An airworthiness directive published last month requiring replacement of Shadin ADC-2000 computers only affects aircraft owners with “Quick Start” models or those who participated in Alaska’s Capstone project. The AD, not effective until January 23, was prompted by the discovery of potential errors in some units that could cause them to display incorrect altitude information on their Chelton FlightLogic EFIS displays.
AINalerts » January 5, 2006
Sikorsky reported Tuesday that it received FAA certification for its S-76C++ helicopter, an improved version of the S-76C+. The inaugural C++ went to PHI (formerly Petroleum Helicopters), where it will be used for offshore oil support and employee transfer missions. In total there are more than 60 S-76C++ helicopters on order, according to Sikorsky.
Spokane, Wash.-based Rocket Engineering is developing the Turbine P/Baron in parallel with the Royal Turbine Duke program. The Baron conversion, which fits two PT6A-21 turboprops and Hartzell four-blade full-feathering-reversing metal props to the light twin, costs about $700,000 (airframe additional). The company plans to have an STC in about 12 to 18 months.
All jet and transport-category airplanes (those with an mtow of 12,500 pounds or more) for which application of a new type design is submitted on or after January 1 this year have to meet new noise certification levels. Stage 4 is a cumulative 10 EPNdB (effective perceived noise level in decibels) less than Stage 3 limits.
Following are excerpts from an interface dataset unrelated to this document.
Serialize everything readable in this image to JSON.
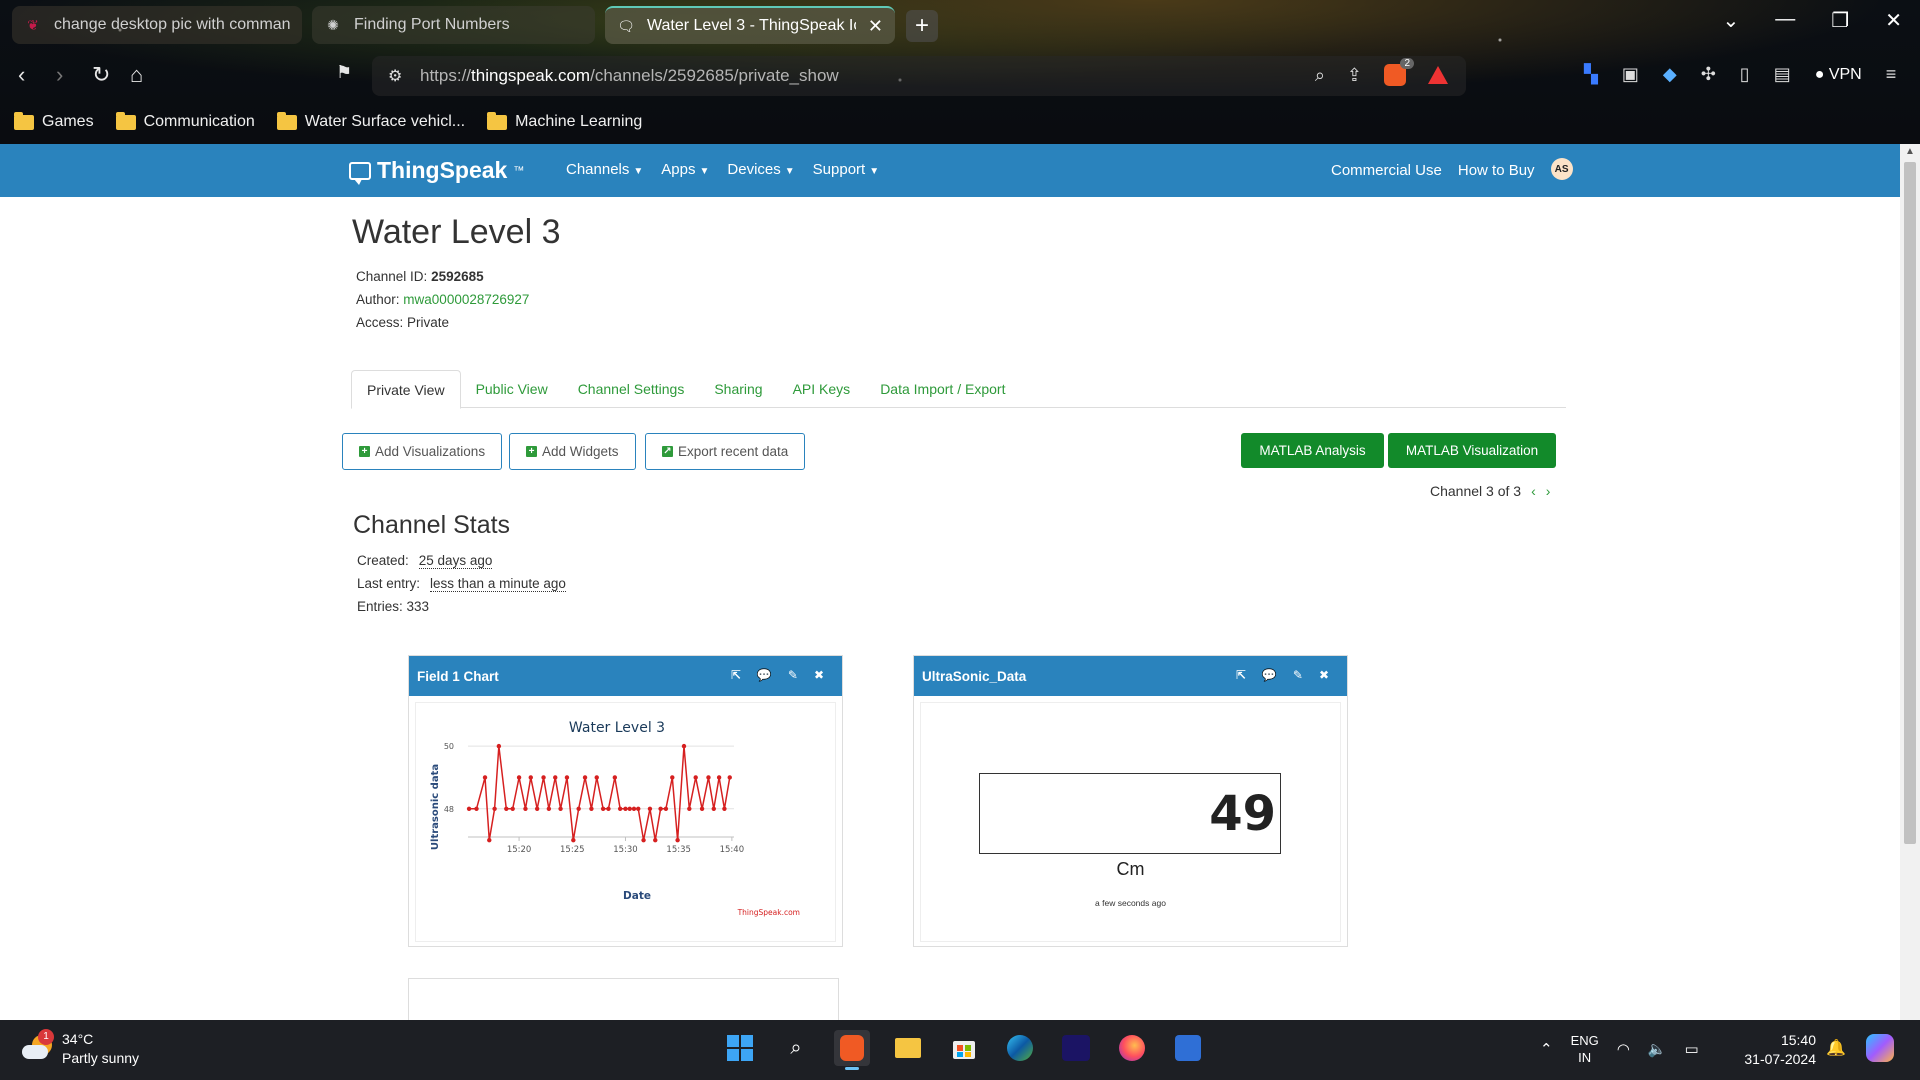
{
  "browser": {
    "tabs": [
      {
        "title": "change desktop pic with command",
        "icon": "raspberry-icon"
      },
      {
        "title": "Finding Port Numbers",
        "icon": "openai-icon"
      },
      {
        "title": "Water Level 3 - ThingSpeak IoT",
        "icon": "thingspeak-icon",
        "active": true
      }
    ],
    "url_prefix": "https://",
    "url_host": "thingspeak.com",
    "url_path": "/channels/2592685/private_show",
    "brave_badge_count": "2",
    "vpn_label": "VPN",
    "bookmarks": [
      "Games",
      "Communication",
      "Water Surface vehicl...",
      "Machine Learning"
    ]
  },
  "nav": {
    "logo": "ThingSpeak",
    "logo_tm": "™",
    "menu": [
      "Channels",
      "Apps",
      "Devices",
      "Support"
    ],
    "right": [
      "Commercial Use",
      "How to Buy"
    ],
    "avatar": "AS"
  },
  "channel": {
    "title": "Water Level 3",
    "id_label": "Channel ID:",
    "id": "2592685",
    "author_label": "Author:",
    "author": "mwa0000028726927",
    "access_label": "Access:",
    "access": "Private"
  },
  "tabs": [
    "Private View",
    "Public View",
    "Channel Settings",
    "Sharing",
    "API Keys",
    "Data Import / Export"
  ],
  "actions": {
    "add_visualizations": "Add Visualizations",
    "add_widgets": "Add Widgets",
    "export_recent": "Export recent data",
    "matlab_analysis": "MATLAB Analysis",
    "matlab_visualization": "MATLAB Visualization"
  },
  "pager": "Channel 3 of 3",
  "stats": {
    "title": "Channel Stats",
    "created_label": "Created:",
    "created": "25 days ago",
    "last_entry_label": "Last entry:",
    "last_entry": "less than a minute ago",
    "entries": "Entries: 333"
  },
  "widgets": {
    "chart_title": "Field 1 Chart",
    "numeric_title": "UltraSonic_Data",
    "numeric_value": "49",
    "numeric_unit": "Cm",
    "numeric_time": "a few seconds ago",
    "chart_credit": "ThingSpeak.com"
  },
  "chart_data": {
    "type": "line",
    "title": "Water Level 3",
    "xlabel": "Date",
    "ylabel": "Ultrasonic data",
    "ylim": [
      47.1,
      50.1
    ],
    "y_ticks": [
      48,
      50
    ],
    "x_ticks": [
      "15:20",
      "15:25",
      "15:30",
      "15:35",
      "15:40"
    ],
    "x_tick_minutes": [
      20,
      25,
      30,
      35,
      40
    ],
    "xlim_minutes": [
      15.2,
      40.2
    ],
    "color": "#d62020",
    "series": [
      {
        "x_minutes": [
          15.3,
          16.0,
          16.8,
          17.2,
          17.7,
          18.1,
          18.8,
          19.4,
          20.0,
          20.6,
          21.1,
          21.7,
          22.3,
          22.8,
          23.4,
          23.9,
          24.5,
          25.1,
          25.6,
          26.2,
          26.8,
          27.3,
          27.9,
          28.4,
          29.0,
          29.5,
          30.0,
          30.4,
          30.8,
          31.2,
          31.7,
          32.3,
          32.8,
          33.3,
          33.8,
          34.4,
          34.9,
          35.5,
          36.0,
          36.6,
          37.2,
          37.8,
          38.3,
          38.8,
          39.3,
          39.8
        ],
        "values": [
          48,
          48,
          49,
          47,
          48,
          50,
          48,
          48,
          49,
          48,
          49,
          48,
          49,
          48,
          49,
          48,
          49,
          47,
          48,
          49,
          48,
          49,
          48,
          48,
          49,
          48,
          48,
          48,
          48,
          48,
          47,
          48,
          47,
          48,
          48,
          49,
          47,
          50,
          48,
          49,
          48,
          49,
          48,
          49,
          48,
          49
        ]
      }
    ]
  }
}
Virtually all in-production business jets will qualify to be recertified under Stage 4.
Bill Boisture, 59, yesterday resigned as president of NetJets Aviation, a position he held since joining the fractional provider in October 2003. Boisture, who recently formed W. Boisture & Associates, has been retained by NetJets as a consultant to “support and assist the company on several strategic projects.” During his two-year tenure he was the company’s front-line negotiator with the pilot and flight attendant unions.